I would recommend all of the above boulder problems, however. I could not find a single bad line between them. That's not to say the entirety of St. Bees offers superb climbing, though. There are thousands of boulders strewn along this stretch of coastline, some chossy, some tiny, some hit twice a day by the tide, some grim and slimy, some providing a home to the tiny creatures of the sea. Even established areas can be hard to reach and not worth it (in my view) but this is down to your personal preference. We spent hours walking (and attempting to walk) to certain areas and find certain boulder problems but we eventually had to call it quits and stick to what we could reach relatively easily. That's not to say any of it is easy to reach. It's not like getting to Trackside at Curbar. But there are some areas (Apiary Wall and Fisherman's Steps) that are far easier to find than others. Maybe you can put that down to my map and route reading ability. But paths are hidden and some non-existent. Add to that the constantly changing coastline, with landslides and rockfalls, as well as the powerful ocean changing the configuration of the boulder field at whim. All I can add is go with exploration and adventure in mind and you'll have a grand old time. I did.

If you are planning a trip, here's a few hints and tips:

Where to stay

We stayed at the Seacote caravan park in St. Bees. A tent bigger than one man will cost £18 a night, but the facilities are excellent. From here you can drive to Sandwith (pronounced Sanith, in case you're interested) within 10 minutes by car. Or you can walk to the different bouldering areas.


The Seacote Caravan Park, St Bees, Cumbria

Where to park

Tarn Flatt Hall farm in Sandwith has kindly given access to a small parking area not too far from the bouldering - saving an additional 30-40 minute walk in. Make sure you pay £2! The box is just inside the main gate, next to the front door. 

Access to the crag

As described above, it's not for the faint hearted. I would not take children or dogs. Saying that, we saw more than one person at Apiary with a four-legged friend. Also, please take heed of the bird restrictions. Full details can be found on the Fell and Rock Climbing Club website. I won't go into detail, you can read approaches and access in the guide book.
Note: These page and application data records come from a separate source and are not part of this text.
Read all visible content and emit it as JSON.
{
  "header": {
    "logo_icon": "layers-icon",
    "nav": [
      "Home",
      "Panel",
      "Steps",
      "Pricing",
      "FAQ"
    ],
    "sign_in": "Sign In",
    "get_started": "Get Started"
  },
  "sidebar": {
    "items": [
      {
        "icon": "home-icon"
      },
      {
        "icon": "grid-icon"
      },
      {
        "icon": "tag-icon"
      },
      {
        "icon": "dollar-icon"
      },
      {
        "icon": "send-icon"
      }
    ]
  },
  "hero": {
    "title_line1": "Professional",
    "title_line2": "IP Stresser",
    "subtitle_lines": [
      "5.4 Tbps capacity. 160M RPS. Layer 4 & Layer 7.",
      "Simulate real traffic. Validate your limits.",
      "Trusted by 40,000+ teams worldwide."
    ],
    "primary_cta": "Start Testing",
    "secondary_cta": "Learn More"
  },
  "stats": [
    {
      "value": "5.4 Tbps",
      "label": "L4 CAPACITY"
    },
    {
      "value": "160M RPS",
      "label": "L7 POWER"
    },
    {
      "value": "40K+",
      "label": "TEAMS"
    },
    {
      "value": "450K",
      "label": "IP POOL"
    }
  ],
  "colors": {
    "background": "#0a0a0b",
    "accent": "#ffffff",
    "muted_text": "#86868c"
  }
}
Guide book

There is a brilliant, free guide to the St. Bees Head bouldering on the LakesBloc website. The website also has loads of other useful info.